Unfortunately wind turbines have received a bad rap in some circles due to avian impacts. These stereotypes are often unjustified and don’t take into consideration the indirect positive effects on avian populations such as clean air and safer food supplies. More notably, if avian impact studies are completed and adhered to, the likelihood of serious avian mortalities is very small (Anderson et al, 2006). In addition, there are a number of mitigation actions that can be taken before and after a wind farm is built. (See 'Avian Solutions' link)

When avian mortality from wind turbines is put in perspective with other avian deaths caused by humans it pales in comparison. In a study done for the National Wind Coordinating Committee Erickson et. al. found that based on current estimates, windplant-related avian collision fatalities probably represent from 0.01% to 0.02% (i.e., 1 out of every 5,000 to 10,000 avian fatalities) of the annual avian collision fatalities in the United States (Erickson et al 2001). One of the largest threats to the U.S. avian population is feral and outdoor cats, which according to the Audubon Society, kill over 100 million birds each year. Other high impact human activities are:

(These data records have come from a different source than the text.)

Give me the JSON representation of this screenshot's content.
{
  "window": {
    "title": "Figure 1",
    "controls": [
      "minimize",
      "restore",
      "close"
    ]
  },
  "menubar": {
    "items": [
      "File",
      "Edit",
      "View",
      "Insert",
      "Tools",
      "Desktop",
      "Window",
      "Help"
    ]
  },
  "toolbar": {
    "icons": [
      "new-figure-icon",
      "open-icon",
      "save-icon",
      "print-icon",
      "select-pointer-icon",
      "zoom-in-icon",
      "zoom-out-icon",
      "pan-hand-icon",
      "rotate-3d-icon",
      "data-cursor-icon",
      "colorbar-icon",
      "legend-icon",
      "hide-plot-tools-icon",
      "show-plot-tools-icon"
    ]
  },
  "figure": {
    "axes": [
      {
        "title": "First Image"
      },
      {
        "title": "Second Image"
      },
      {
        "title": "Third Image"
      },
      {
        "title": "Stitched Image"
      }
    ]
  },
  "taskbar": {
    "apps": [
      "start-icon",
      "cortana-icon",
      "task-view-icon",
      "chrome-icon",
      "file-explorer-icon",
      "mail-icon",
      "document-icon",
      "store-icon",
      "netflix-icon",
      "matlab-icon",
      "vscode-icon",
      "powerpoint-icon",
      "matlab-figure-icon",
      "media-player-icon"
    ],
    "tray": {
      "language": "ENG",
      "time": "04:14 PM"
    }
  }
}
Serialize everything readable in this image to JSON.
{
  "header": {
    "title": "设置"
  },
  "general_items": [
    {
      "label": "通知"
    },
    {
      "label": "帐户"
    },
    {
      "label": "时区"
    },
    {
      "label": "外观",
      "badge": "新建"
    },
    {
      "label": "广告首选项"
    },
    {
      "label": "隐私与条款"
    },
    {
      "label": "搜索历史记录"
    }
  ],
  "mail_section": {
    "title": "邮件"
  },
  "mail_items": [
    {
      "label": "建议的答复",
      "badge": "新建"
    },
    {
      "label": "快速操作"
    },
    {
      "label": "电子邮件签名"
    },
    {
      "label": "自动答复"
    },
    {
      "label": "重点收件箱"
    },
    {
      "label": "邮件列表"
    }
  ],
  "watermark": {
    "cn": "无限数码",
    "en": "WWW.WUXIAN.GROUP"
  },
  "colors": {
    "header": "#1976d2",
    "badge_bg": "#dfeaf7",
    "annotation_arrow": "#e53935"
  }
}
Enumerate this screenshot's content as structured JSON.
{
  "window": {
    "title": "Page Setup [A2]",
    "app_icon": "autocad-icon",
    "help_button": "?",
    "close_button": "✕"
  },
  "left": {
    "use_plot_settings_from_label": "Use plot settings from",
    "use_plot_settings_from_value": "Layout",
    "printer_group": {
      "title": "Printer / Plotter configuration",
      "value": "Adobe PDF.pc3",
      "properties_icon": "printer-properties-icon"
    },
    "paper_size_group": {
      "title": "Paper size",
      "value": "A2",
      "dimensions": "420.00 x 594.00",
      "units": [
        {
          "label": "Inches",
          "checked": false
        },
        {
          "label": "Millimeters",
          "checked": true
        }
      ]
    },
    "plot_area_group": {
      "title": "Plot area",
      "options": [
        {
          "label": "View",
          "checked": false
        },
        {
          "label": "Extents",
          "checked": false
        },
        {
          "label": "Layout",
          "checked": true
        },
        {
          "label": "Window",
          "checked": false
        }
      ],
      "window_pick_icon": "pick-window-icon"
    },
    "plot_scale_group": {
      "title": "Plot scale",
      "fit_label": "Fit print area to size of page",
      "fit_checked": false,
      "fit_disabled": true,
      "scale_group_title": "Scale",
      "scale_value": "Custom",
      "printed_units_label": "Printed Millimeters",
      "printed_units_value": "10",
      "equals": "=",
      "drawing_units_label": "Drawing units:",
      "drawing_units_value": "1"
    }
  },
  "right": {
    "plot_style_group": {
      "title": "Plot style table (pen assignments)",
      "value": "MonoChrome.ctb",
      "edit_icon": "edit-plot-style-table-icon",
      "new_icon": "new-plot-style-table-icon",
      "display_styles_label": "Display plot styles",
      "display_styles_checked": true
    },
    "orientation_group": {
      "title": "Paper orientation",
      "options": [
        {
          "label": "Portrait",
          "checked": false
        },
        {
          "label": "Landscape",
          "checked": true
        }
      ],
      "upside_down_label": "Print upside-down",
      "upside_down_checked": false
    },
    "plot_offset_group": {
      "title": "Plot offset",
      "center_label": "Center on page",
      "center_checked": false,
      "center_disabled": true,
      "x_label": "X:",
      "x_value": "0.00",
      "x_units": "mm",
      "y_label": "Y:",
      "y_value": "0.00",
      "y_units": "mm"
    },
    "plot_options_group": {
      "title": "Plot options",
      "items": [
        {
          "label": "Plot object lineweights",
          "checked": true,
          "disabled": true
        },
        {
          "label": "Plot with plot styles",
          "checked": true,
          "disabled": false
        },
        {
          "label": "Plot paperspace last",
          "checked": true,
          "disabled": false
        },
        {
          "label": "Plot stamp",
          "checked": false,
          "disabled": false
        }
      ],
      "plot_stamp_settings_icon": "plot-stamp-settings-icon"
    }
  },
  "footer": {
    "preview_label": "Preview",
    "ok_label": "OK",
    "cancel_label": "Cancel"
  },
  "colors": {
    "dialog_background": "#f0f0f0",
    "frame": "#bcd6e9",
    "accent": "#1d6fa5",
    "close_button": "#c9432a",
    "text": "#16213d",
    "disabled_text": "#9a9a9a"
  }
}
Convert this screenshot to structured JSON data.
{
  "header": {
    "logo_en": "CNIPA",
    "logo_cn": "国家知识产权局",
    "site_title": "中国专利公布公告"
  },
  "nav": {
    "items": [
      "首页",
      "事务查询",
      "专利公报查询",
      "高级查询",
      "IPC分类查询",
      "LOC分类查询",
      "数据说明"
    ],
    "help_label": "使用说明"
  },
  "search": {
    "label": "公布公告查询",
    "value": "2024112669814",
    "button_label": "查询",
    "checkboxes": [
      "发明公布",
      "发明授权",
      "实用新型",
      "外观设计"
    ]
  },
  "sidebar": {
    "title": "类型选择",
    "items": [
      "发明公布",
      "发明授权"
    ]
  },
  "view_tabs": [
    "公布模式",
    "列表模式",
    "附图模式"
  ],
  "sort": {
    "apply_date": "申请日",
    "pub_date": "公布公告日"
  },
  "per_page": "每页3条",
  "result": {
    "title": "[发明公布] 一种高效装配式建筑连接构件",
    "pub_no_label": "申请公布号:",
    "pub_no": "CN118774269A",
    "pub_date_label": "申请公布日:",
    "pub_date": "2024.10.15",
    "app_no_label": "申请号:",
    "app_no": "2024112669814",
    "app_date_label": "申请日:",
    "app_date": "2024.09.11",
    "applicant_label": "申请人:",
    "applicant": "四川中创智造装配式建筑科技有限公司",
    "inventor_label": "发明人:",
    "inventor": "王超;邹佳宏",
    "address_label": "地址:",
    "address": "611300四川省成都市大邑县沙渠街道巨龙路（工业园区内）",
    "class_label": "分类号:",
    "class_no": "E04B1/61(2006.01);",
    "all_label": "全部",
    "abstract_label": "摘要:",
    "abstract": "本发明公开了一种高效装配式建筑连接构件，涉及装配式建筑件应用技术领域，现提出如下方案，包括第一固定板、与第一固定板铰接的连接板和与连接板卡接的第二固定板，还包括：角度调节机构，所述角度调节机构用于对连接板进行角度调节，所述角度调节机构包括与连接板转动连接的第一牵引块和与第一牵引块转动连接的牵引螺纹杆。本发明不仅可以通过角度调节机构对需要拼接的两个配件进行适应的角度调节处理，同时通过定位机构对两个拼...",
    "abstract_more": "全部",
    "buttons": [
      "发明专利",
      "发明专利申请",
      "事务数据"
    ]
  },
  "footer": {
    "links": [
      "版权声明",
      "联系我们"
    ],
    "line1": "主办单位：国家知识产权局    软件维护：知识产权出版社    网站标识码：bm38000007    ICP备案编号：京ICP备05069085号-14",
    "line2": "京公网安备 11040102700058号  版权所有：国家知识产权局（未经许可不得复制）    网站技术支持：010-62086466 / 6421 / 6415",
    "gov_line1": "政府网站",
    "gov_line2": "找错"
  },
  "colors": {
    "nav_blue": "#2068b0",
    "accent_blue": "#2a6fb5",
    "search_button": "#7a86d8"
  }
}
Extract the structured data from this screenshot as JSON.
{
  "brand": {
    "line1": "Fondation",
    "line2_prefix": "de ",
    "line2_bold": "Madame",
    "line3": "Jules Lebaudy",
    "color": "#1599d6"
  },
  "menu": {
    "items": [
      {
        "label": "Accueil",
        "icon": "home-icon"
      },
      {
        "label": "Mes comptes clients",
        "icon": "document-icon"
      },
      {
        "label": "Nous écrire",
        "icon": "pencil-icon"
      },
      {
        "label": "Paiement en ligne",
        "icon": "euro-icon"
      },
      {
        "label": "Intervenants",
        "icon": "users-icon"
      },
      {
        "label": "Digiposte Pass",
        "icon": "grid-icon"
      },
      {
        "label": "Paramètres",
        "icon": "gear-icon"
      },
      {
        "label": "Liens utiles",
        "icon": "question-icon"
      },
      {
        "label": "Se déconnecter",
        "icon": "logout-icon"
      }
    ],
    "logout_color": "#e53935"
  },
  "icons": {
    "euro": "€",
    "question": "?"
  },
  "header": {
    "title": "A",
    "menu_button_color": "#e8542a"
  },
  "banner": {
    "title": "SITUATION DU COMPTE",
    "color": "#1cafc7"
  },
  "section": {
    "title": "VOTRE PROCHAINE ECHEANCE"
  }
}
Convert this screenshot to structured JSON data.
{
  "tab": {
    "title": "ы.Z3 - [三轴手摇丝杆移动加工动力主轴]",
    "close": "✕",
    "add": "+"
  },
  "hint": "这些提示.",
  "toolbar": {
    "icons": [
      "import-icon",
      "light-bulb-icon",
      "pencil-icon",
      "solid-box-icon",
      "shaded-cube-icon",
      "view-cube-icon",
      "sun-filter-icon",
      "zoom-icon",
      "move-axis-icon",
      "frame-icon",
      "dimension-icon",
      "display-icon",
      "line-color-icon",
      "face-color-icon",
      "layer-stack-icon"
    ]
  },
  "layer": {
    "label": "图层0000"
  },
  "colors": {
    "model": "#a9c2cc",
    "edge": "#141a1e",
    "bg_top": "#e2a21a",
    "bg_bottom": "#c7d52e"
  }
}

• Buildings and Windows: 98 million - 980 million

• Vehicles: 60 million - 80 million

• Powerlines: tens of thousands - 174 million

• Communication Towers: 4 million - 50 million

• Wind Generation Facilities: 10,000 - 40,000

Source: Erickson, et. al, 2002 Summary of Anthropogenic Causes of Bird Mortality. Retrieved from http://www.awea.org/faq/wwt_environment.html

Even as the number and size of wind farm facilities continues to grow in the U.S. , bird kills are not expected to be of significant concern, especially with the sophisticated pre-permitting impact studies done today.

(NWCC, 2004)